On September 10, ten months after Snoopy went down…when the doctor placed a needle on the back of his right hind leg above his paw pad…he yelped and turned his head to look at the doctor and started trembling as if it hurt him! The doctor and I where shocked! And a couple of weeks ago, as I had him standing on all fours, his right hind leg slipped back and he corrected it back to standing position!






It has been a year since Snoopy went down and he still doesn’t walk and doesn’t have bladder and bowel control, although he has had many improvements along the way…which shows that you should never loose hope. Most importantly, he doesn’t give a hoot that he can’t walk; he is pain free, happy and super spoiled! Some people told me to PTS him when he went down thinking that he wasn’t going to have quality of life…he certainly proved them wrong! I am so grateful to have him in my life and to see him so full of life. Though he only slowly wags his tail occasionally, he shows me he is happy in many other ways…he hops on his front paws,rolls over to get tummy rubs, he gives lots of wet kisses, barks along with his brother Cory, runs wild in his cart and scoots allover the house like a seal. I look at him and think..."how could some people PTS a dog like him? He's so full of life!”

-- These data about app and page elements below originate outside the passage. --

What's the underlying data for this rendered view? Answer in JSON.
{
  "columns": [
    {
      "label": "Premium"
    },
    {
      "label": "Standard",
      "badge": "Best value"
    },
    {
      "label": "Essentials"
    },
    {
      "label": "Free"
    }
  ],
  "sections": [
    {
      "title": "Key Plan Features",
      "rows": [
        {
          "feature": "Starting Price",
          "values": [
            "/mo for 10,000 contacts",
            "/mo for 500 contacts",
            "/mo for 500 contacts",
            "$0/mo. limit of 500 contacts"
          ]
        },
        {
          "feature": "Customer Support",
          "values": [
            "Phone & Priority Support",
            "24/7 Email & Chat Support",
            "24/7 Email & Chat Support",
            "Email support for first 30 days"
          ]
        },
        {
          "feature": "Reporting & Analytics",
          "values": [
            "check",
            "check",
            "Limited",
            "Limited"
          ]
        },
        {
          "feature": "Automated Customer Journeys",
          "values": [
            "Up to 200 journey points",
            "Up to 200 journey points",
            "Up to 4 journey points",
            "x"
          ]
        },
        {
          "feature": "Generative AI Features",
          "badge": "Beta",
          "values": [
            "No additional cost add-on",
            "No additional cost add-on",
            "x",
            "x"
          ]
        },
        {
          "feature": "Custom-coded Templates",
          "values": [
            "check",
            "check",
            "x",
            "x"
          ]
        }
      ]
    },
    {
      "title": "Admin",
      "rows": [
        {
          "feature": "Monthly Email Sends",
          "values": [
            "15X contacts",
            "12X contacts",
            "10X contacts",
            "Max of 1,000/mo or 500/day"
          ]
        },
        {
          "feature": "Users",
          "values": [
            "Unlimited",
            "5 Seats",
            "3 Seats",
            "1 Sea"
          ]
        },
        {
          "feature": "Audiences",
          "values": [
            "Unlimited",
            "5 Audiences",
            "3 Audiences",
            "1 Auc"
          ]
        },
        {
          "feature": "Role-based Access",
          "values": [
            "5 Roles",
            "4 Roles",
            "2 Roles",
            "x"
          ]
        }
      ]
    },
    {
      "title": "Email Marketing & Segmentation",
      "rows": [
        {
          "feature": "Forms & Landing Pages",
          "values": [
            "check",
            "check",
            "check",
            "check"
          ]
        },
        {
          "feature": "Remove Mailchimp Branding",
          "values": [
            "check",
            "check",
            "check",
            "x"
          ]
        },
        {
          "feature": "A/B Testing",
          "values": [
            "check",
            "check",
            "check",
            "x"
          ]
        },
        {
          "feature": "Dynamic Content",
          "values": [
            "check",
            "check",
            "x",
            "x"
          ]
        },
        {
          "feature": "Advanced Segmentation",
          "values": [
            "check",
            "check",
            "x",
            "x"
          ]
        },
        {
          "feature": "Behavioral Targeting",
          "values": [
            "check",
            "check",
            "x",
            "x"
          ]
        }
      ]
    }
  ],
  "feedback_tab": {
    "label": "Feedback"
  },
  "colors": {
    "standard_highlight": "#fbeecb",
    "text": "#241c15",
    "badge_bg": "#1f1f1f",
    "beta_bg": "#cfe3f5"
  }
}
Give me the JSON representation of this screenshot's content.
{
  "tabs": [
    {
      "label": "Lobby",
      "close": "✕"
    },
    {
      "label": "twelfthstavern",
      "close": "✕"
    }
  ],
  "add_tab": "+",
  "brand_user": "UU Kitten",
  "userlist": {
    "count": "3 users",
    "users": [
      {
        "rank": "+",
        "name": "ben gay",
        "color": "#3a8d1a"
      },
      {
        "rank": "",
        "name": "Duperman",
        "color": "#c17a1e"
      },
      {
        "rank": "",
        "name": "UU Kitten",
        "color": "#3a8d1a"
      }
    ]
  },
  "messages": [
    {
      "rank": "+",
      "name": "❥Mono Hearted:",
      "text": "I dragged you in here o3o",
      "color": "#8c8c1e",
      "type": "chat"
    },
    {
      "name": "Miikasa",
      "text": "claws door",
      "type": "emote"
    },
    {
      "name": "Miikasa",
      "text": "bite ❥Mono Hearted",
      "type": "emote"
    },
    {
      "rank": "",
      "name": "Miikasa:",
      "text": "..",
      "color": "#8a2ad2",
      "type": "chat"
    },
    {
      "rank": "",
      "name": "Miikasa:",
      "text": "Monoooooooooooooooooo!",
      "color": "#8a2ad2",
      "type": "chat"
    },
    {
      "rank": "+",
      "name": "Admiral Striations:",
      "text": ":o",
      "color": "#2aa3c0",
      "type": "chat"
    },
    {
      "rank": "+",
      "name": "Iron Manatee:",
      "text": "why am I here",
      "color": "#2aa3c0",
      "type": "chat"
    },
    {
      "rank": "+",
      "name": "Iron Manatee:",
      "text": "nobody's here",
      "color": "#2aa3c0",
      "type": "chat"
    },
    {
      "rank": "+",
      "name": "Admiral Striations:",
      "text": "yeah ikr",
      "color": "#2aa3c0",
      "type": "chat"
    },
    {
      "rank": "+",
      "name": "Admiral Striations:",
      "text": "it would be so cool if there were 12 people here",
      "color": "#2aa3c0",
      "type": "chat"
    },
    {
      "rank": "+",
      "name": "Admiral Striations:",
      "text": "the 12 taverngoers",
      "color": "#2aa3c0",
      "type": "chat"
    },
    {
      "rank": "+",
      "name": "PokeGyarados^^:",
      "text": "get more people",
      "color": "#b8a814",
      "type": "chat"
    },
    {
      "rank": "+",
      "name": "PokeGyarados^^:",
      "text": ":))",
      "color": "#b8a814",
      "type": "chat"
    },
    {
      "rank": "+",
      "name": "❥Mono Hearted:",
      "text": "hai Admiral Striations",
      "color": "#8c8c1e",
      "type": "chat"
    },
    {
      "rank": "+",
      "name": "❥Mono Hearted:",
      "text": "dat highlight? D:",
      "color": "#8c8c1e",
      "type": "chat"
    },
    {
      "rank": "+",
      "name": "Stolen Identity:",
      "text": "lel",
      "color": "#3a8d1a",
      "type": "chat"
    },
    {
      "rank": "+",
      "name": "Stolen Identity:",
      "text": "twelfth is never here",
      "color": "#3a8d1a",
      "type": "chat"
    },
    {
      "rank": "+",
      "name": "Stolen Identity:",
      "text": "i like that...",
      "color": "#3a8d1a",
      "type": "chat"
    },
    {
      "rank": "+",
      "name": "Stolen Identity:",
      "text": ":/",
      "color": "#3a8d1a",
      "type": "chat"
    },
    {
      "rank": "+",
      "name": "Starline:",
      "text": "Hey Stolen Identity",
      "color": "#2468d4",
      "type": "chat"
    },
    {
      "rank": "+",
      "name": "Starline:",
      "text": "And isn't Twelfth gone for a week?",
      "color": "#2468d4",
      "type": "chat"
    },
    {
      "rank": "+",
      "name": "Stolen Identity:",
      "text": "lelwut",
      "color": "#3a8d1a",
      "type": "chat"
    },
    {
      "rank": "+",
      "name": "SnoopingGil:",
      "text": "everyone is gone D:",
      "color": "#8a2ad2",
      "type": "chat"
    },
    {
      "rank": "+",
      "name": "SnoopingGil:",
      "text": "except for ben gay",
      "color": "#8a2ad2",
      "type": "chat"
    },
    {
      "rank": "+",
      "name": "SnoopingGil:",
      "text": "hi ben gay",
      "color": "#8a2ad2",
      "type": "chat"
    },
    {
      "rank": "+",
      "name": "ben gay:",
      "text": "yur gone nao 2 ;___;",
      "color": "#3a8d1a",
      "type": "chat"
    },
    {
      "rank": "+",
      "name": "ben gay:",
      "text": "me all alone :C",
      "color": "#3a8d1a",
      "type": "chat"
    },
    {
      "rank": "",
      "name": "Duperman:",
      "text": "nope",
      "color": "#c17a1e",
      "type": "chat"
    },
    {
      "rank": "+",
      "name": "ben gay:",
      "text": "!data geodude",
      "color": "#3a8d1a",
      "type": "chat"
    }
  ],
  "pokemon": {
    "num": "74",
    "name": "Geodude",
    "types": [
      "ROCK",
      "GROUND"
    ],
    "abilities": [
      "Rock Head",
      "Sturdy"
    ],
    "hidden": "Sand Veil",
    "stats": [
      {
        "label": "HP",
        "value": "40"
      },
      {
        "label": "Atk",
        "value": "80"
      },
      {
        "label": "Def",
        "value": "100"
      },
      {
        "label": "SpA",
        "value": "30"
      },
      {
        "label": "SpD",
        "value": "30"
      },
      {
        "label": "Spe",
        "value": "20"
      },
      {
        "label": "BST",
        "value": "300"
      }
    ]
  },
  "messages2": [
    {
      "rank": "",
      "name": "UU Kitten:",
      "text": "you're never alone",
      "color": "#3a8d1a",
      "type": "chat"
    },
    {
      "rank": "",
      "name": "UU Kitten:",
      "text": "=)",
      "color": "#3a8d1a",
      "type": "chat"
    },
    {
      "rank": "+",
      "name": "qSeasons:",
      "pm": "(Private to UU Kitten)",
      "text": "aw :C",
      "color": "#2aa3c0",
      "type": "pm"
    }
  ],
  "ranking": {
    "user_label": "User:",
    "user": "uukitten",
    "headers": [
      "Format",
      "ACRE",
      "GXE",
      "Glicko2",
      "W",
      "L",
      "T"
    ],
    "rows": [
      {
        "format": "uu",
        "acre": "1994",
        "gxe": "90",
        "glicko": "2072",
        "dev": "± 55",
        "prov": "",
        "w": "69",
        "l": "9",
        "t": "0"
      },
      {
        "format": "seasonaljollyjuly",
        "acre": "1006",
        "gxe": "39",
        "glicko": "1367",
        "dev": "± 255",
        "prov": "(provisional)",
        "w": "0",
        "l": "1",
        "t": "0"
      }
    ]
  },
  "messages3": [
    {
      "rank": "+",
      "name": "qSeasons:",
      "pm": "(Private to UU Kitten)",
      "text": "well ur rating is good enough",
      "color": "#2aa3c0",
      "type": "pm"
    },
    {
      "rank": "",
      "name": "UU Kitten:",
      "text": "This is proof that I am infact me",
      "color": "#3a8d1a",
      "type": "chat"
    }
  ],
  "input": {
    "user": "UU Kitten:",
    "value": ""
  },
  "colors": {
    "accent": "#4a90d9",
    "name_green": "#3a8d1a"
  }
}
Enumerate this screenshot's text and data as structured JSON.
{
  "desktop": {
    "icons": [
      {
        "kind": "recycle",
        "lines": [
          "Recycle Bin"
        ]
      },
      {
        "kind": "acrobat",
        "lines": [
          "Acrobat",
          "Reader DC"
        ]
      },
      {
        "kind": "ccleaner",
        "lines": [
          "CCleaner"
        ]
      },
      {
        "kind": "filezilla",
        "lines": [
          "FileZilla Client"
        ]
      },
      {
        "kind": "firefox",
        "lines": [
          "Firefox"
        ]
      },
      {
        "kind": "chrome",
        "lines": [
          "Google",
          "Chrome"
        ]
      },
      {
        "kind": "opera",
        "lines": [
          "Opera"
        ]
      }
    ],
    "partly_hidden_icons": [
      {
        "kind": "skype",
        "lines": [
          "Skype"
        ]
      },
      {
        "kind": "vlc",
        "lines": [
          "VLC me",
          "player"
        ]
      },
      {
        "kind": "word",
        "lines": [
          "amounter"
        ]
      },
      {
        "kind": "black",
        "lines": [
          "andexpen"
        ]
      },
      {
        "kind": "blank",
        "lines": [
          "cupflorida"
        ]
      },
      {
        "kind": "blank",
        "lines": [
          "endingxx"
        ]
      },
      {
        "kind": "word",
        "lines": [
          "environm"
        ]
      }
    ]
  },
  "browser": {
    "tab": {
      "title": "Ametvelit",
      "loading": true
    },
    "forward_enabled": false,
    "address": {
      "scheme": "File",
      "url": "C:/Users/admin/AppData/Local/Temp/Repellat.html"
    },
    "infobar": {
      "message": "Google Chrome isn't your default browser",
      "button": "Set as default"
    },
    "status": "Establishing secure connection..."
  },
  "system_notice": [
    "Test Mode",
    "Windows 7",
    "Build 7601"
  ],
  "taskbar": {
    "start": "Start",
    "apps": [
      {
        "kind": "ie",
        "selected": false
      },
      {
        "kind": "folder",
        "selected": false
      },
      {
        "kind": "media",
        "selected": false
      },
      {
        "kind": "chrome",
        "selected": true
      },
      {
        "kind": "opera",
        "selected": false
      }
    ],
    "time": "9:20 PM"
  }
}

I must say I am extremely grateful for the help and support I received from the Dodgerslist moderators and members. No vet could have given me the information, encouragement and attention I received from the moderators. They were a safe haven for me during the difficult times as well as the happy times when no one else around me understood what I was going through.

To those of you just starting out on this IVDD journey...I assure you that no matter how overwhelmed you may feel at first…it DOES get better and you’ll be glad you gave your fur-baby the chance to recover and go back to being the same sweet, joyful dog you’ve always known. Our dogs have a strong will and determination, they learn to adapt faster than we do. They teach us all a great lesson on endurance, perseverance and the will to live a happy life with those who love us…regardless of what life throws our way.